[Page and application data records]
↓↓↓

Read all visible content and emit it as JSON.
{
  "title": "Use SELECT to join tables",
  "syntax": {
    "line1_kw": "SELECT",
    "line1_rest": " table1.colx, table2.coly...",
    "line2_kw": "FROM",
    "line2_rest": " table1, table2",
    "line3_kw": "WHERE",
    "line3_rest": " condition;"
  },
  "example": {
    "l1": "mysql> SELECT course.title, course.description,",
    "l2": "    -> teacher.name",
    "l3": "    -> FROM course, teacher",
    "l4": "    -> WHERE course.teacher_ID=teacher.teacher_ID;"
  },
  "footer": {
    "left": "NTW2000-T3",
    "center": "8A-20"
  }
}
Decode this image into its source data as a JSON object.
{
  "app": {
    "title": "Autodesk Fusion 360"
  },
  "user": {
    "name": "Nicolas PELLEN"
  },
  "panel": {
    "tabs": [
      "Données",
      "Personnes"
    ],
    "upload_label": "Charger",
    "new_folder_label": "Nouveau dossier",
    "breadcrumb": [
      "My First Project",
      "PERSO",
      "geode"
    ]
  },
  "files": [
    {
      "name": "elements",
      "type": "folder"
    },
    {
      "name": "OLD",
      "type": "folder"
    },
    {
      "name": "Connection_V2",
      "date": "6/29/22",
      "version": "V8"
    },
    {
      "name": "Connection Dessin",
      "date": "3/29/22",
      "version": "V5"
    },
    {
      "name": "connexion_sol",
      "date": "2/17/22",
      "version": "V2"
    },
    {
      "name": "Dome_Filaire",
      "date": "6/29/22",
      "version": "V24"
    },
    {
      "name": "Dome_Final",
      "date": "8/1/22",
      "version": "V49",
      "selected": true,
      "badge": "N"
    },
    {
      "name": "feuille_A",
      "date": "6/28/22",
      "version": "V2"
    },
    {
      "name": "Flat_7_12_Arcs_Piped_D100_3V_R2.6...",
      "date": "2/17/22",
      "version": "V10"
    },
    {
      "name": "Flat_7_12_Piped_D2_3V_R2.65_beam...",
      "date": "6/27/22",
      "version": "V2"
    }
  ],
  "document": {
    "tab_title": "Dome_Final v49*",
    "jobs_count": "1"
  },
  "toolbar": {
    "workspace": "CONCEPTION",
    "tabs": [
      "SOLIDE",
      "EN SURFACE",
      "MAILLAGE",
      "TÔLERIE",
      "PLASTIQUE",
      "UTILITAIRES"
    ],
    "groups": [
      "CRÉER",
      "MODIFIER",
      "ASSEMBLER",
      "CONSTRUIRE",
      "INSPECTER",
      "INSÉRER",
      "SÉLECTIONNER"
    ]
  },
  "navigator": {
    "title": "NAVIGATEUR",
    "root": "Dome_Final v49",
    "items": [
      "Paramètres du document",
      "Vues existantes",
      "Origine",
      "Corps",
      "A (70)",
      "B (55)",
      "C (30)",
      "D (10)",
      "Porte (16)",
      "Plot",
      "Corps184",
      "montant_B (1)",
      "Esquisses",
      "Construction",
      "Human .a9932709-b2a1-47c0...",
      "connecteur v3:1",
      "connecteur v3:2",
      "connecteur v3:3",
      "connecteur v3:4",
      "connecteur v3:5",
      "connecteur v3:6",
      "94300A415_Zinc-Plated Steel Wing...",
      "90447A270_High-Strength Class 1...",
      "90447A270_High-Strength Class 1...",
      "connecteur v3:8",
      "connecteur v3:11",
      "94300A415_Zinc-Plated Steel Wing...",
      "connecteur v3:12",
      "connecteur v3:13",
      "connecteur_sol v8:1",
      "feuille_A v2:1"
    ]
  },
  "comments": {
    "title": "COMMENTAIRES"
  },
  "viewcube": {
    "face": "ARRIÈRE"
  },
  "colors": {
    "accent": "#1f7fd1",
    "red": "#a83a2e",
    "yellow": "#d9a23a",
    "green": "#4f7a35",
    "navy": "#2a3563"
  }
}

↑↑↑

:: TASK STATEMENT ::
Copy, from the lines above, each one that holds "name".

:: SOLUTION TO THIS PROBLEM ::
    "l2": "    -> teacher.name",
    "name": "Nicolas PELLEN"
      "name": "elements",
      "name": "OLD",
      "name": "Connection_V2",
      "name": "Connection Dessin",
      "name": "connexion_sol",
      "name": "Dome_Filaire",
      "name": "Dome_Final",
      "name": "feuille_A",
      "name": "Flat_7_12_Arcs_Piped_D100_3V_R2.6...",
      "name": "Flat_7_12_Piped_D2_3V_R2.65_beam...",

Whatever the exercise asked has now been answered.